● Work to complete
Go through the data below and copy each line where the word "Users" occurs.

● Data items
==*==
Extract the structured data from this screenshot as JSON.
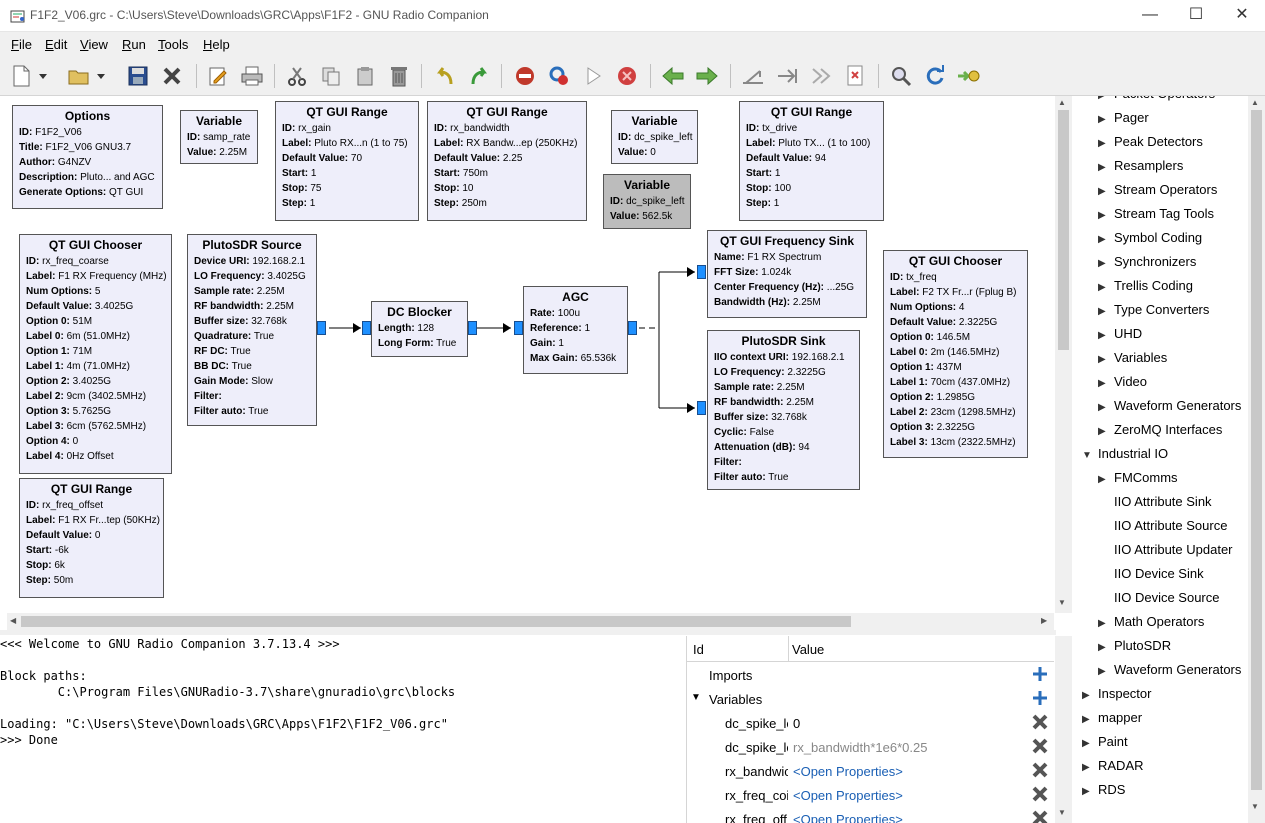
{
  "window": {
    "title": "F1F2_V06.grc - C:\\Users\\Steve\\Downloads\\GRC\\Apps\\F1F2 - GNU Radio Companion",
    "minimize": "—",
    "maximize": "☐",
    "close": "✕"
  },
  "menu": [
    "File",
    "Edit",
    "View",
    "Run",
    "Tools",
    "Help"
  ],
  "blocks": {
    "options": {
      "title": "Options",
      "lines": [
        [
          "ID:",
          "F1F2_V06"
        ],
        [
          "Title:",
          "F1F2_V06 GNU3.7"
        ],
        [
          "Author:",
          "G4NZV"
        ],
        [
          "Description:",
          "Pluto... and AGC"
        ],
        [
          "Generate Options:",
          "QT GUI"
        ]
      ]
    },
    "var_samp": {
      "title": "Variable",
      "lines": [
        [
          "ID:",
          "samp_rate"
        ],
        [
          "Value:",
          "2.25M"
        ]
      ]
    },
    "range_gain": {
      "title": "QT GUI Range",
      "lines": [
        [
          "ID:",
          "rx_gain"
        ],
        [
          "Label:",
          "Pluto RX...n (1 to 75)"
        ],
        [
          "Default Value:",
          "70"
        ],
        [
          "Start:",
          "1"
        ],
        [
          "Stop:",
          "75"
        ],
        [
          "Step:",
          "1"
        ]
      ]
    },
    "range_bw": {
      "title": "QT GUI Range",
      "lines": [
        [
          "ID:",
          "rx_bandwidth"
        ],
        [
          "Label:",
          "RX Bandw...ep (250KHz)"
        ],
        [
          "Default Value:",
          "2.25"
        ],
        [
          "Start:",
          "750m"
        ],
        [
          "Stop:",
          "10"
        ],
        [
          "Step:",
          "250m"
        ]
      ]
    },
    "var_dc1": {
      "title": "Variable",
      "lines": [
        [
          "ID:",
          "dc_spike_left"
        ],
        [
          "Value:",
          "0"
        ]
      ]
    },
    "var_dc2": {
      "title": "Variable",
      "lines": [
        [
          "ID:",
          "dc_spike_left"
        ],
        [
          "Value:",
          "562.5k"
        ]
      ]
    },
    "range_tx": {
      "title": "QT GUI Range",
      "lines": [
        [
          "ID:",
          "tx_drive"
        ],
        [
          "Label:",
          "Pluto TX... (1 to 100)"
        ],
        [
          "Default Value:",
          "94"
        ],
        [
          "Start:",
          "1"
        ],
        [
          "Stop:",
          "100"
        ],
        [
          "Step:",
          "1"
        ]
      ]
    },
    "chooser_rx": {
      "title": "QT GUI Chooser",
      "lines": [
        [
          "ID:",
          "rx_freq_coarse"
        ],
        [
          "Label:",
          "F1 RX Frequency (MHz)"
        ],
        [
          "Num Options:",
          "5"
        ],
        [
          "Default Value:",
          "3.4025G"
        ],
        [
          "Option 0:",
          "51M"
        ],
        [
          "Label 0:",
          "6m (51.0MHz)"
        ],
        [
          "Option 1:",
          "71M"
        ],
        [
          "Label 1:",
          "4m (71.0MHz)"
        ],
        [
          "Option 2:",
          "3.4025G"
        ],
        [
          "Label 2:",
          "9cm (3402.5MHz)"
        ],
        [
          "Option 3:",
          "5.7625G"
        ],
        [
          "Label 3:",
          "6cm (5762.5MHz)"
        ],
        [
          "Option 4:",
          "0"
        ],
        [
          "Label 4:",
          "0Hz Offset"
        ]
      ]
    },
    "pluto_src": {
      "title": "PlutoSDR Source",
      "lines": [
        [
          "Device URI:",
          "192.168.2.1"
        ],
        [
          "LO Frequency:",
          "3.4025G"
        ],
        [
          "Sample rate:",
          "2.25M"
        ],
        [
          "RF bandwidth:",
          "2.25M"
        ],
        [
          "Buffer size:",
          "32.768k"
        ],
        [
          "Quadrature:",
          "True"
        ],
        [
          "RF DC:",
          "True"
        ],
        [
          "BB DC:",
          "True"
        ],
        [
          "Gain Mode:",
          "Slow"
        ],
        [
          "Filter:",
          ""
        ],
        [
          "Filter auto:",
          "True"
        ]
      ]
    },
    "dc_blocker": {
      "title": "DC Blocker",
      "lines": [
        [
          "Length:",
          "128"
        ],
        [
          "Long Form:",
          "True"
        ]
      ]
    },
    "agc": {
      "title": "AGC",
      "lines": [
        [
          "Rate:",
          "100u"
        ],
        [
          "Reference:",
          "1"
        ],
        [
          "Gain:",
          "1"
        ],
        [
          "Max Gain:",
          "65.536k"
        ]
      ]
    },
    "freq_sink": {
      "title": "QT GUI Frequency Sink",
      "lines": [
        [
          "Name:",
          "F1 RX Spectrum"
        ],
        [
          "FFT Size:",
          "1.024k"
        ],
        [
          "Center Frequency (Hz):",
          "...25G"
        ],
        [
          "Bandwidth (Hz):",
          "2.25M"
        ]
      ]
    },
    "pluto_sink": {
      "title": "PlutoSDR Sink",
      "lines": [
        [
          "IIO context URI:",
          "192.168.2.1"
        ],
        [
          "LO Frequency:",
          "2.3225G"
        ],
        [
          "Sample rate:",
          "2.25M"
        ],
        [
          "RF bandwidth:",
          "2.25M"
        ],
        [
          "Buffer size:",
          "32.768k"
        ],
        [
          "Cyclic:",
          "False"
        ],
        [
          "Attenuation (dB):",
          "94"
        ],
        [
          "Filter:",
          ""
        ],
        [
          "Filter auto:",
          "True"
        ]
      ]
    },
    "chooser_tx": {
      "title": "QT GUI Chooser",
      "lines": [
        [
          "ID:",
          "tx_freq"
        ],
        [
          "Label:",
          "F2 TX Fr...r (Fplug B)"
        ],
        [
          "Num Options:",
          "4"
        ],
        [
          "Default Value:",
          "2.3225G"
        ],
        [
          "Option 0:",
          "146.5M"
        ],
        [
          "Label 0:",
          "2m (146.5MHz)"
        ],
        [
          "Option 1:",
          "437M"
        ],
        [
          "Label 1:",
          "70cm (437.0MHz)"
        ],
        [
          "Option 2:",
          "1.2985G"
        ],
        [
          "Label 2:",
          "23cm (1298.5MHz)"
        ],
        [
          "Option 3:",
          "2.3225G"
        ],
        [
          "Label 3:",
          "13cm (2322.5MHz)"
        ]
      ]
    },
    "range_offset": {
      "title": "QT GUI Range",
      "lines": [
        [
          "ID:",
          "rx_freq_offset"
        ],
        [
          "Label:",
          "F1 RX Fr...tep (50KHz)"
        ],
        [
          "Default Value:",
          "0"
        ],
        [
          "Start:",
          "-6k"
        ],
        [
          "Stop:",
          "6k"
        ],
        [
          "Step:",
          "50m"
        ]
      ]
    }
  },
  "console": [
    "<<< Welcome to GNU Radio Companion 3.7.13.4 >>>",
    "",
    "Block paths:",
    "        C:\\Program Files\\GNURadio-3.7\\share\\gnuradio\\grc\\blocks",
    "",
    "Loading: \"C:\\Users\\Steve\\Downloads\\GRC\\Apps\\F1F2\\F1F2_V06.grc\"",
    ">>> Done"
  ],
  "vars_panel": {
    "col_id": "Id",
    "col_value": "Value",
    "rows": [
      {
        "id": "Imports",
        "value": "",
        "indent": 0,
        "arrow": "",
        "action": "add"
      },
      {
        "id": "Variables",
        "value": "",
        "indent": 0,
        "arrow": "▼",
        "action": "add"
      },
      {
        "id": "dc_spike_le",
        "value": "0",
        "indent": 1,
        "arrow": "",
        "action": "remove",
        "style": "normal"
      },
      {
        "id": "dc_spike_le",
        "value": "rx_bandwidth*1e6*0.25",
        "indent": 1,
        "arrow": "",
        "action": "remove",
        "style": "grey"
      },
      {
        "id": "rx_bandwic",
        "value": "<Open Properties>",
        "indent": 1,
        "arrow": "",
        "action": "remove",
        "style": "link"
      },
      {
        "id": "rx_freq_coi",
        "value": "<Open Properties>",
        "indent": 1,
        "arrow": "",
        "action": "remove",
        "style": "link"
      },
      {
        "id": "rx_freq_off",
        "value": "<Open Properties>",
        "indent": 1,
        "arrow": "",
        "action": "remove",
        "style": "link"
      }
    ]
  },
  "tree": [
    {
      "label": "Packet Operators",
      "level": 1,
      "arrow": "▶"
    },
    {
      "label": "Pager",
      "level": 1,
      "arrow": "▶"
    },
    {
      "label": "Peak Detectors",
      "level": 1,
      "arrow": "▶"
    },
    {
      "label": "Resamplers",
      "level": 1,
      "arrow": "▶"
    },
    {
      "label": "Stream Operators",
      "level": 1,
      "arrow": "▶"
    },
    {
      "label": "Stream Tag Tools",
      "level": 1,
      "arrow": "▶"
    },
    {
      "label": "Symbol Coding",
      "level": 1,
      "arrow": "▶"
    },
    {
      "label": "Synchronizers",
      "level": 1,
      "arrow": "▶"
    },
    {
      "label": "Trellis Coding",
      "level": 1,
      "arrow": "▶"
    },
    {
      "label": "Type Converters",
      "level": 1,
      "arrow": "▶"
    },
    {
      "label": "UHD",
      "level": 1,
      "arrow": "▶"
    },
    {
      "label": "Variables",
      "level": 1,
      "arrow": "▶"
    },
    {
      "label": "Video",
      "level": 1,
      "arrow": "▶"
    },
    {
      "label": "Waveform Generators",
      "level": 1,
      "arrow": "▶"
    },
    {
      "label": "ZeroMQ Interfaces",
      "level": 1,
      "arrow": "▶"
    },
    {
      "label": "Industrial IO",
      "level": 0,
      "arrow": "▼"
    },
    {
      "label": "FMComms",
      "level": 1,
      "arrow": "▶"
    },
    {
      "label": "IIO Attribute Sink",
      "level": 1,
      "arrow": ""
    },
    {
      "label": "IIO Attribute Source",
      "level": 1,
      "arrow": ""
    },
    {
      "label": "IIO Attribute Updater",
      "level": 1,
      "arrow": ""
    },
    {
      "label": "IIO Device Sink",
      "level": 1,
      "arrow": ""
    },
    {
      "label": "IIO Device Source",
      "level": 1,
      "arrow": ""
    },
    {
      "label": "Math Operators",
      "level": 1,
      "arrow": "▶"
    },
    {
      "label": "PlutoSDR",
      "level": 1,
      "arrow": "▶"
    },
    {
      "label": "Waveform Generators",
      "level": 1,
      "arrow": "▶"
    },
    {
      "label": "Inspector",
      "level": 0,
      "arrow": "▶"
    },
    {
      "label": "mapper",
      "level": 0,
      "arrow": "▶"
    },
    {
      "label": "Paint",
      "level": 0,
      "arrow": "▶"
    },
    {
      "label": "RADAR",
      "level": 0,
      "arrow": "▶"
    },
    {
      "label": "RDS",
      "level": 0,
      "arrow": "▶"
    }
  ],
  "colors": {
    "port": "#1e90ff",
    "block": "#eeeefa",
    "disabled_block": "#bcbcbc",
    "link": "#1a5fb4"
  }
}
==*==
● Output of the exercise
    "title": "F1F2_V06.grc - C:\\Users\\Steve\\Downloads\\GRC\\Apps\\F1F2 - GNU Radio Companion",
    "Loading: \"C:\\Users\\Steve\\Downloads\\GRC\\Apps\\F1F2\\F1F2_V06.grc\"",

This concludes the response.